“At the beginning of year 9 I noticed a shift in attitudes from peers towards choosing subjects for GCSE... I faced the all too common criticism of ‘why would you take that, you’re a girl’ to being told ‘you’re a dumb blonde’ which resulted in me dramatically changing my hair colour to black … It saddens me how there is a lack of girls taking up physics studies but through being a spokesperson for our physics department on open days & running an online study platform, I’m trying to encourage more girls to consider physics!”
“I would get higher grades than my male peers in assessments and homework yet if there was something I didn’t understand they would ‘mansplain’ and make me feel like an idiot. Also in my physics class there were only 5 females (and around 15 males) and our teacher would call the girls the remedial group and ‘team fake tan’ which made us feel more isolated from the rest of the class.”
“I went to an all girls academy for high school, so I was always encouraged to study STEM subjects. However it meant a shock when I went to a mixed sixth form where the girl to boy ratio was about 1:5 in Physics. I was not used to some of the reactions when I spoke up in class. I overheard comments about how I should be quiet and I was interrupted midway through answering about what I ‘actually meant’. This never happened to boys who answered more frequently than me.”

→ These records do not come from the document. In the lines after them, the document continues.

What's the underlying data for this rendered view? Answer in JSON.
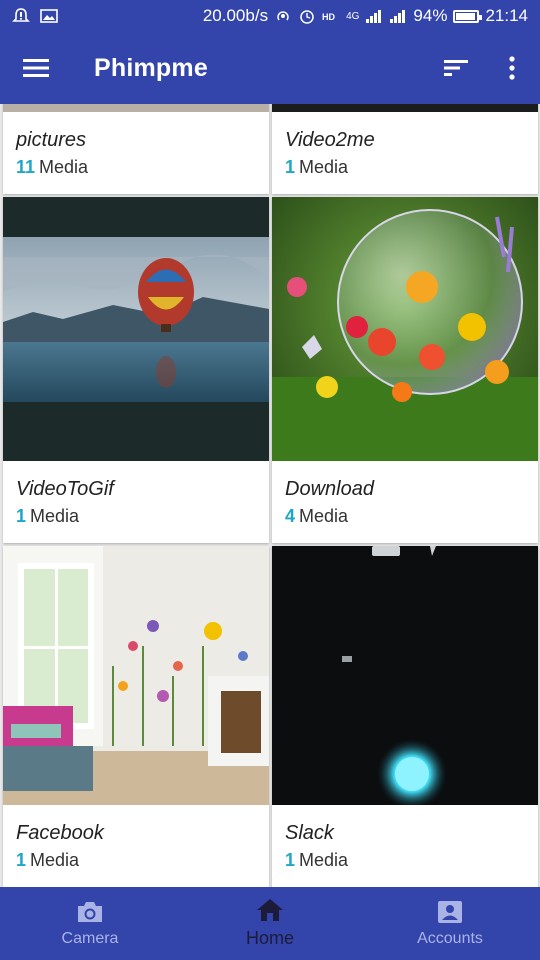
{
  "status_bar": {
    "speed": "20.00b/s",
    "network": "4G",
    "battery": "94%",
    "battery_level": 0.94,
    "time": "21:14"
  },
  "app_bar": {
    "title": "Phimpme",
    "icons": [
      "menu-icon",
      "sort-icon",
      "more-vert-icon"
    ]
  },
  "albums": [
    {
      "name": "pictures",
      "count": "11",
      "unit": "Media"
    },
    {
      "name": "Video2me",
      "count": "1",
      "unit": "Media"
    },
    {
      "name": "VideoToGif",
      "count": "1",
      "unit": "Media"
    },
    {
      "name": "Download",
      "count": "4",
      "unit": "Media"
    },
    {
      "name": "Facebook",
      "count": "1",
      "unit": "Media"
    },
    {
      "name": "Slack",
      "count": "1",
      "unit": "Media"
    }
  ],
  "bottom_nav": {
    "items": [
      {
        "label": "Camera",
        "icon": "camera-icon"
      },
      {
        "label": "Home",
        "icon": "home-icon"
      },
      {
        "label": "Accounts",
        "icon": "account-box-icon"
      }
    ],
    "active": "Home"
  },
  "colors": {
    "primary": "#3344aa",
    "accent": "#1ea6c8",
    "nav_inactive": "#aab3e6",
    "nav_active": "#1c1c3a"
  }
}
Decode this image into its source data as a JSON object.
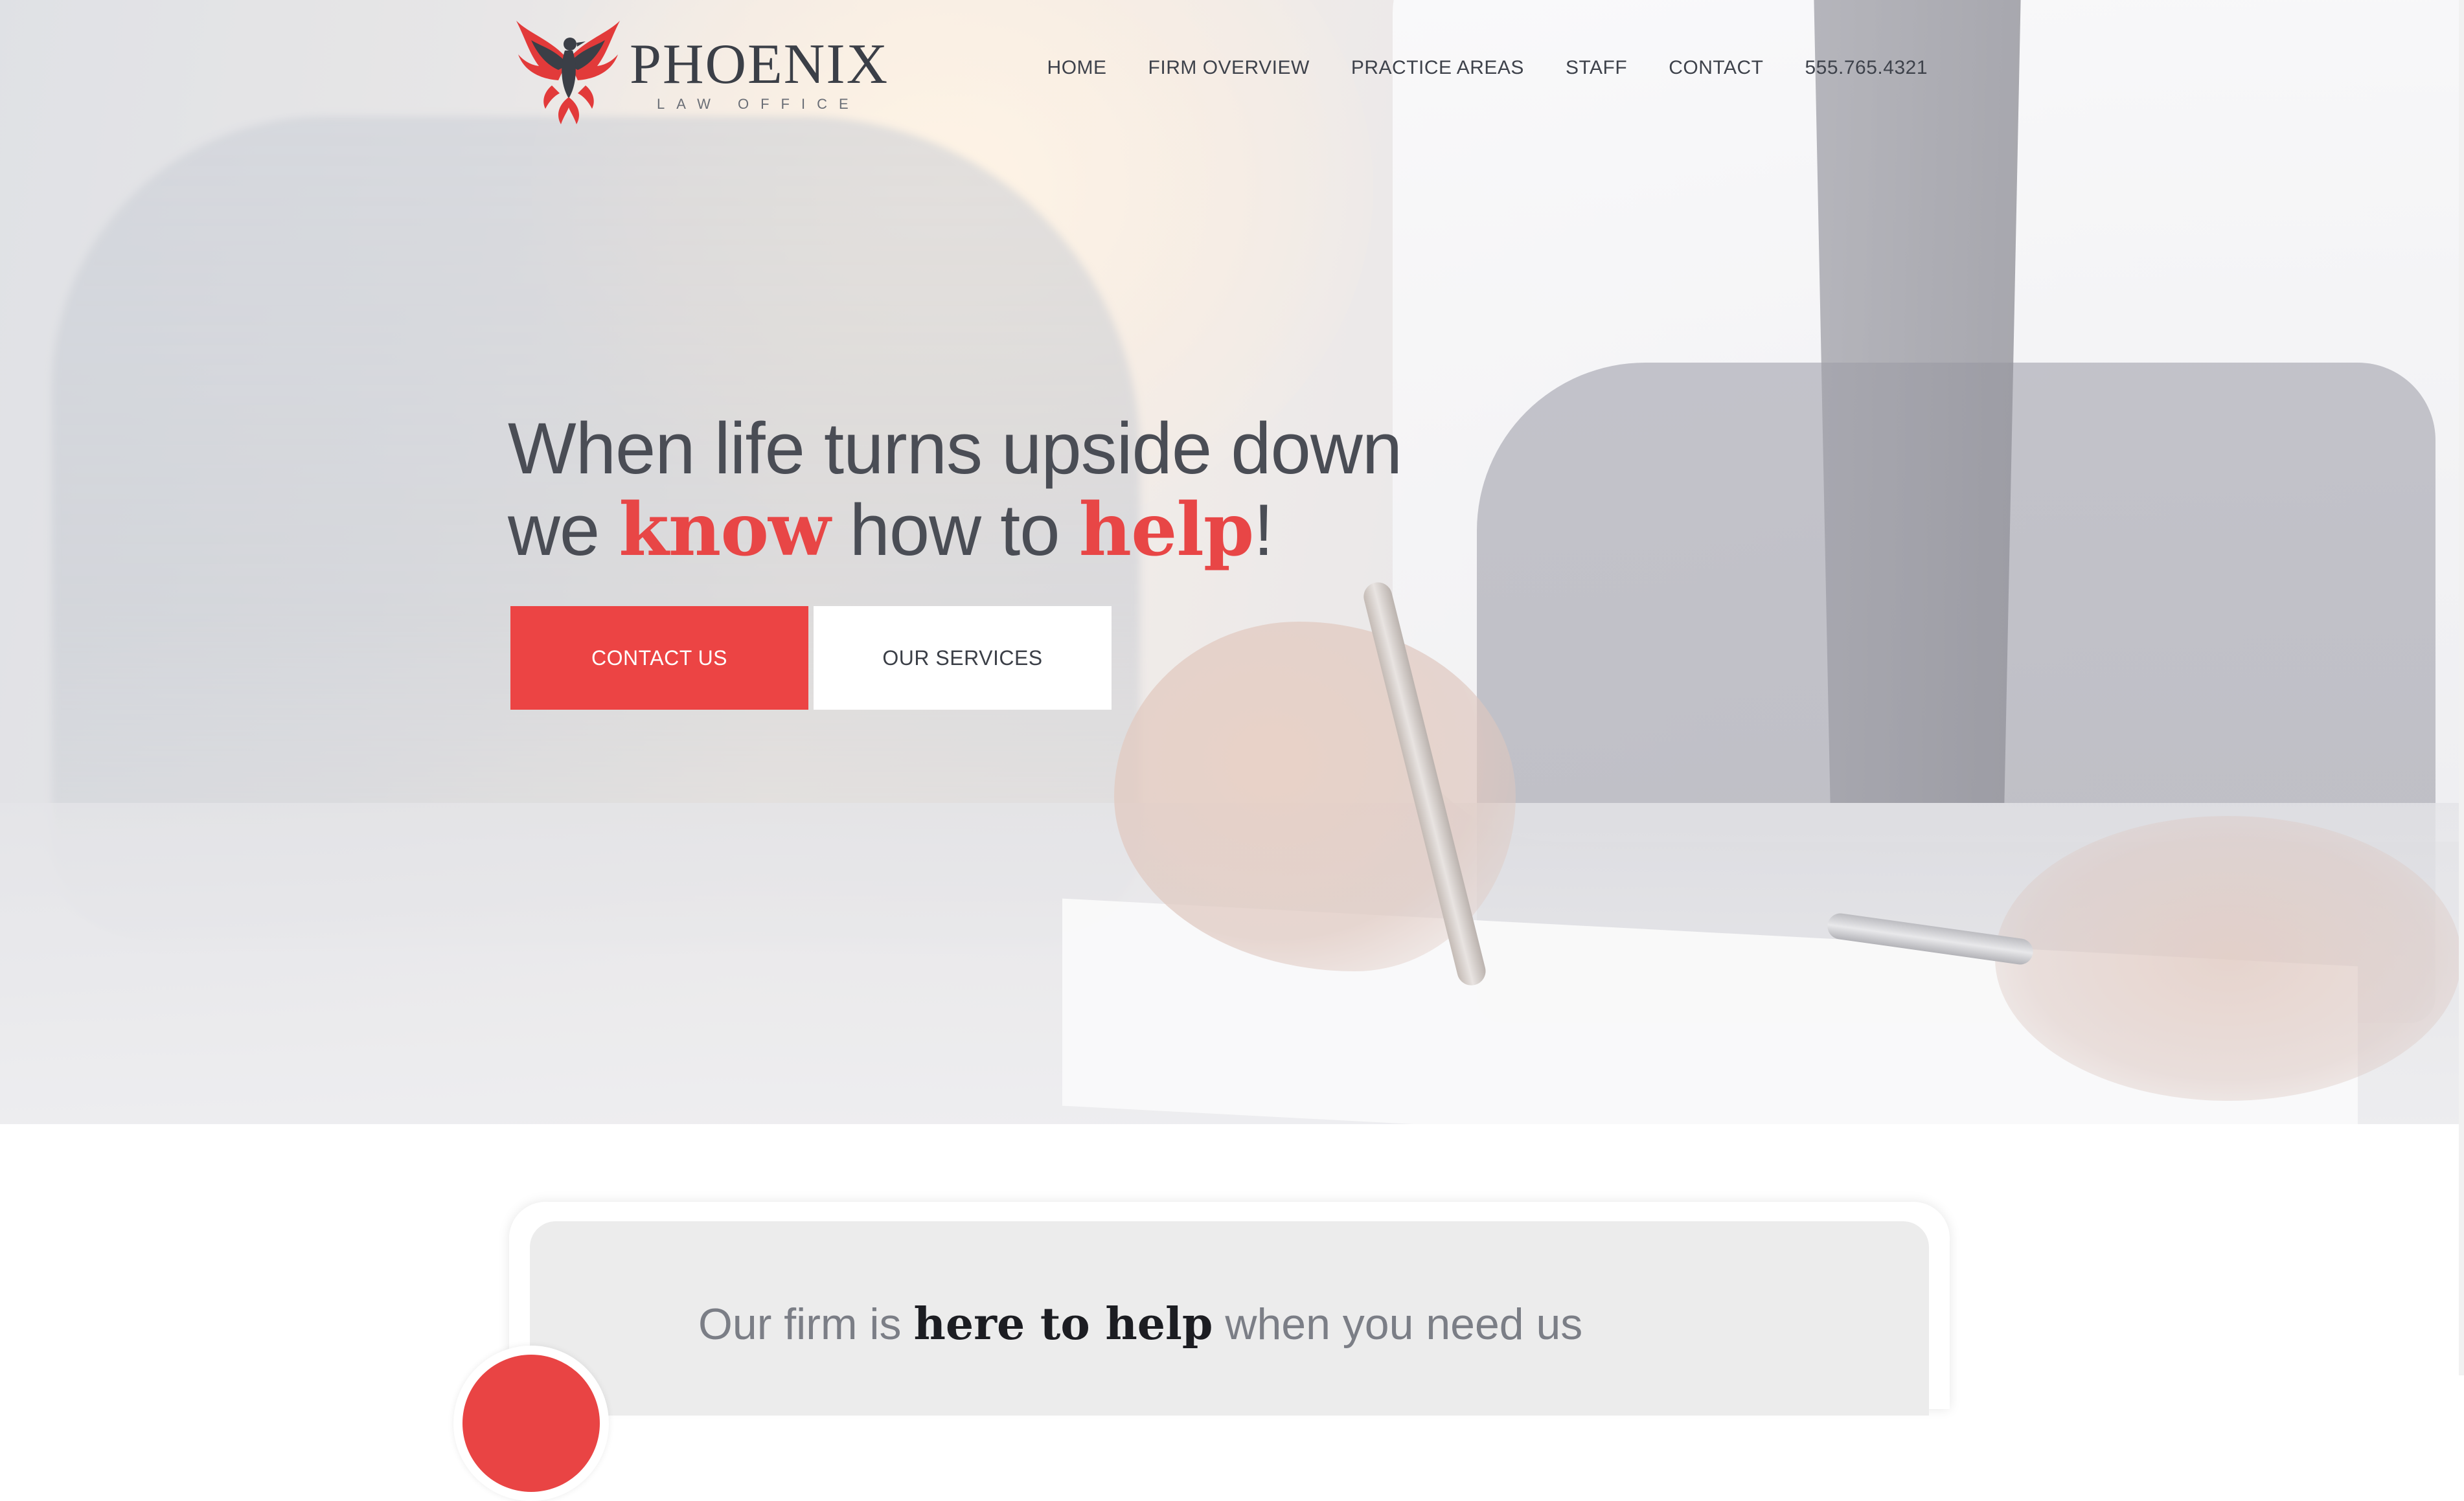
{
  "brand": {
    "name": "PHOENIX",
    "tagline": "LAW OFFICE",
    "icon": "phoenix-bird-icon",
    "accent_color": "#ec4444"
  },
  "nav": {
    "items": [
      {
        "label": "HOME"
      },
      {
        "label": "FIRM OVERVIEW"
      },
      {
        "label": "PRACTICE AREAS"
      },
      {
        "label": "STAFF"
      },
      {
        "label": "CONTACT"
      },
      {
        "label": "555.765.4321"
      }
    ]
  },
  "hero": {
    "line1": "When life turns upside down",
    "line2_prefix": "we ",
    "line2_em1": "know",
    "line2_mid": " how to ",
    "line2_em2": "help",
    "line2_suffix": "!",
    "buttons": {
      "contact": "CONTACT US",
      "services": "OUR SERVICES"
    }
  },
  "firm": {
    "heading_prefix": "Our firm is ",
    "heading_strong": "here to help",
    "heading_suffix": " when you need us"
  }
}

“As a female from a working class background who had an extremely negative secondary school science experience, and is starting university amidst a pandemic, I would encourage everyone that it is absolutely possible to achieve your dream and pursue science regardless of obstacles!!”
“I find it difficult to place specific moments where some have blatantly said I was unable to study physics as a girl. I think physics specifically has a culture other subjects don’t, the sense that you have to be a genius to study it. Despite consistently getting A*s in my physics GCSE work… I thought I wasn’t good enough to do A level, and didn’t have much in common with the type of boys who seemed like they liked it so much more than me.”
“Physics has always been one of my favourite subjects from the beginning of high school and it is currently my subject of study at university. However, there have been numerous incidents that made me question whether I should pursue it. One of the things that stands out is that there is almost never anyone who looks like me in any events I attend or even my classes. This often means that my peers’ first question to me is if I'm in the wrong place… there is a real lack of ethnic representation of females.”
“As a woman with bipolar disorder, I am quite an emotional person. In secondary school I was constantly put down and taunted for being the way I am by teenage boys who belittled me, talked over me, and made me feel like my opinions were worth nothing and that in turn I was too… In addition, in GCSEs studying physics, as I am a lesbian I was called a 'dyke' and other slurs and was led to believe that I wouldn't fit in in physics because I'm LGBT.”
“When choosing my A-Level options, I was told by my mum that I shouldn't be studying STEM subjects as girls shouldn't be doing science, and should stick to English and Arts. As well as (according to her) it not being for girls, I'm also not smart enough for it and would be wasting my time. However, I knew that my heart was in science so I ended up doing Maths, Physics and Biology at A Level. I just got a grade A in Physics and am now off to study Physics at university!”